Why is the placenta so important in cases of birth injury litigation? Because it provides information about the intrauterine environment during pregnancy....

There may be multiple causes of such an injury (e.g., low blood pressure, hemorrhage, hypoglycemia, infection, seizures) aside from obstetric error. Less than 10% of severe mental retardation can be traced to perinatal causes and for at least 50% of neurologically impaired children there is no identifiable clinical or scientific explanation.

The legal system in the United States charges the prosecution with the burden of proof. Therefore, in birth injury cases the attorney for the plaintiff must address the issue of "cause" and/or negligence and provide evidence the specific injury resulted from the physician's negligence during delivery of the child; this may include an examination of the placenta. The pathologist for the plaintiff must define what is normal for a placenta and must be able to state a normal placenta was found in the case in question. This would be supported by gross and microscopic findings, correlated with the clinical history. In addition, the issue of proper procedure (proper scientific method) for fixation, gross examination (including placental weight and size), umbilical cord measurements, etc. would be evaluated and reviewed. Were appropriate areas selected for microscopic examination? Were adequate numbers of blocks submitted? Were the sections adequately fixed and processed?

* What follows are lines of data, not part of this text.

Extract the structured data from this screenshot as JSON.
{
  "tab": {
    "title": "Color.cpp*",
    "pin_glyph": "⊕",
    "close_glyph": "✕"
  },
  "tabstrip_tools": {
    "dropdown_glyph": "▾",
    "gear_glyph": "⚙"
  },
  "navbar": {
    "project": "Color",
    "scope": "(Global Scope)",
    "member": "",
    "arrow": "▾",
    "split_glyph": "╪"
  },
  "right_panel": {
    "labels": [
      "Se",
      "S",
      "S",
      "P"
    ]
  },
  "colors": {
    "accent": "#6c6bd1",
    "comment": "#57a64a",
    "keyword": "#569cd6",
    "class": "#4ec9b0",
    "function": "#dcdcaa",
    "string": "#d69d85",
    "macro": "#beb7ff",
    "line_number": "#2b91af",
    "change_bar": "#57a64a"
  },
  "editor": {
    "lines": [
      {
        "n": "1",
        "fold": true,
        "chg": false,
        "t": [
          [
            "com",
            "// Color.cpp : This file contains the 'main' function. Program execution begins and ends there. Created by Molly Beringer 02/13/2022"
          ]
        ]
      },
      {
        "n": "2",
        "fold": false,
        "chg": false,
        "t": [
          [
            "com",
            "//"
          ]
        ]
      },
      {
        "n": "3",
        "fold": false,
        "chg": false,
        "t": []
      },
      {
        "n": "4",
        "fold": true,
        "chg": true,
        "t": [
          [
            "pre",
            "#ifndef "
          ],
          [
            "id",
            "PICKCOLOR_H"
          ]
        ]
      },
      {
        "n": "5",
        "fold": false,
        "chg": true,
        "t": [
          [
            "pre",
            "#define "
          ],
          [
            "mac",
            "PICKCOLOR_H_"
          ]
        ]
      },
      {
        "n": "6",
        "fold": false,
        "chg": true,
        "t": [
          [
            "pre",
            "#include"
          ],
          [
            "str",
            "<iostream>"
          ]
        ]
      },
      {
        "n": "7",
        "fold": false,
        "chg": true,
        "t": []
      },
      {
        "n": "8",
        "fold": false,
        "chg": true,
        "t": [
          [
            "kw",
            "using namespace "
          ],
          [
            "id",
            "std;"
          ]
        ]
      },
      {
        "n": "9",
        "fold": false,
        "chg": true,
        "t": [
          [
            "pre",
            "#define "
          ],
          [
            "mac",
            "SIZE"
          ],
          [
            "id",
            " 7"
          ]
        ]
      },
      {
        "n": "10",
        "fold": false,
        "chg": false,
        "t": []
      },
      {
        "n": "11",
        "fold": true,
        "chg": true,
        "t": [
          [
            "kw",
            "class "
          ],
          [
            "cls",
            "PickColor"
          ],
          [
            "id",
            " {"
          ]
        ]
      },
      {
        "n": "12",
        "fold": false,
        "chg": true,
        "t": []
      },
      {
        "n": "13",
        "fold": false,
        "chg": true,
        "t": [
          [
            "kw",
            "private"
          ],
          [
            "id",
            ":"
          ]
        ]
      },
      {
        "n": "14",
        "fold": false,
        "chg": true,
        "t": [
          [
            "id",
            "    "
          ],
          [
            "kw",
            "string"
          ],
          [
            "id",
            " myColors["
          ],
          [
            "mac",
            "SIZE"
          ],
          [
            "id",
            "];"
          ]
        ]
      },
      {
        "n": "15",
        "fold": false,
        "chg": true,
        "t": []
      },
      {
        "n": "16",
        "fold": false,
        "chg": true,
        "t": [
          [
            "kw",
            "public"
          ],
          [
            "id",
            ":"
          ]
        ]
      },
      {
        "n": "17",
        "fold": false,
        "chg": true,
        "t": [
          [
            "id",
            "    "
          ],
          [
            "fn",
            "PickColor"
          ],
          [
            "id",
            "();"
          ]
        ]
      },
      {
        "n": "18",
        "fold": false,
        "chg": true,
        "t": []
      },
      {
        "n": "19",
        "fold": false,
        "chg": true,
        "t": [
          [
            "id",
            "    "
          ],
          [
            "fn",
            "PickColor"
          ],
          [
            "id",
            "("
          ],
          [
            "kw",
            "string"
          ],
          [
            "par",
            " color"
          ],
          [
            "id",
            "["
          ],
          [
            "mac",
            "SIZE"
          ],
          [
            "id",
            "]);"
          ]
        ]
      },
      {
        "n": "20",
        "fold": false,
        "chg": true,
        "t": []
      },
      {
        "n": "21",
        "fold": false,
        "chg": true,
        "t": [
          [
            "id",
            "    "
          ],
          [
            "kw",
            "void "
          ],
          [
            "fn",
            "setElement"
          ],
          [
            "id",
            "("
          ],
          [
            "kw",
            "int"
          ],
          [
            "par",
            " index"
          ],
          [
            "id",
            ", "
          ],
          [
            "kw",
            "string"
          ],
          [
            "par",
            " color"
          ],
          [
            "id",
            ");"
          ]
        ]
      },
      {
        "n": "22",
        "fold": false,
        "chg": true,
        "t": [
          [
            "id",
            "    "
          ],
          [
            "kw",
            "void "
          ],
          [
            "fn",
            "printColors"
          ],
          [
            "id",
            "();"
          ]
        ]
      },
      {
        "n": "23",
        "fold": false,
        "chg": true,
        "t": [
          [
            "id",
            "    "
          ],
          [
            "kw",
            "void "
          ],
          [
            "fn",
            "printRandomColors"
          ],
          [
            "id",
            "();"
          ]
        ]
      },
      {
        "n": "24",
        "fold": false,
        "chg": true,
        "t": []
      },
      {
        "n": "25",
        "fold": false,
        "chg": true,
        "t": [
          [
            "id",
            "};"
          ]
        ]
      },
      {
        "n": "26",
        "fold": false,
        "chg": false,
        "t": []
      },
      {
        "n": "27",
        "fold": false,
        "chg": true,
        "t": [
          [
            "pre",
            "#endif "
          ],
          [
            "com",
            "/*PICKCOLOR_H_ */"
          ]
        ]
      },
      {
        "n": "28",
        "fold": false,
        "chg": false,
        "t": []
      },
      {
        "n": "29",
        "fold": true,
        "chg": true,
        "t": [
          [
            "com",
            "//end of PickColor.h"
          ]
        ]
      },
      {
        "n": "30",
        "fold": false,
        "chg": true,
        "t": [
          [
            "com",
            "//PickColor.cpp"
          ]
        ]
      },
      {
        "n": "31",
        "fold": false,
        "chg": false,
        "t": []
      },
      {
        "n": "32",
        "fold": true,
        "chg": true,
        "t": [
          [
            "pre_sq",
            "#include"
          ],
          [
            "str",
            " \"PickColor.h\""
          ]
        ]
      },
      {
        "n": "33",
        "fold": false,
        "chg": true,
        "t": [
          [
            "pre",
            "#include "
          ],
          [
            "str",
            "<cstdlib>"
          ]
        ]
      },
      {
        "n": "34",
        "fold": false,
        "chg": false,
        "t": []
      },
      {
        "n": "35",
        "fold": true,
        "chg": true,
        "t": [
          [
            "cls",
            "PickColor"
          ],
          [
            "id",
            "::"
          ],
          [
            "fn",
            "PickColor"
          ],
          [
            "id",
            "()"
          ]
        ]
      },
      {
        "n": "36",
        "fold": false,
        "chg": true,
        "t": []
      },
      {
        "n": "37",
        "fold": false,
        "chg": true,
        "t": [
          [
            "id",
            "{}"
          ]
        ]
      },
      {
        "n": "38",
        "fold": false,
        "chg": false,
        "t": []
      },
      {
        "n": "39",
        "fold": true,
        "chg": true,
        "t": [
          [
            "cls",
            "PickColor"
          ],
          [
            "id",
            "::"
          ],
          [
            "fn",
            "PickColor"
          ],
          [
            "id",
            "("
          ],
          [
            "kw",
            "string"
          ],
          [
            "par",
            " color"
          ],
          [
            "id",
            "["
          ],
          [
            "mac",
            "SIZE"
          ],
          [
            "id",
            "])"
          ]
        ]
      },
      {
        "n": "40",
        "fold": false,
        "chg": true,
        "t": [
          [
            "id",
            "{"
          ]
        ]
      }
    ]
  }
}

The defendant physician can show they followed standard medical practice (i.e., the physician has knowledge of and performs with a degree of skill and care, accepting modern development, that which an average member of the profession would offer to his patients), or their deviation from such practice did not cause or contribute to the injury in question. The defense may also benefit from placental examination, in cases of placental abnormalities which have prenatally caused or contributed to the injury in question. Such findings would suggest nothing the physician could have done would have prevented or caused the injury suggesting it is not a true "birth injury." In one series of 12 cases tried where placental examination was done and testimony provided by a placental pathologist, verdicts in favor for the defense were returned in all cases. Because of this, insurance companies strongly suggest to their clinicians they request placental examination.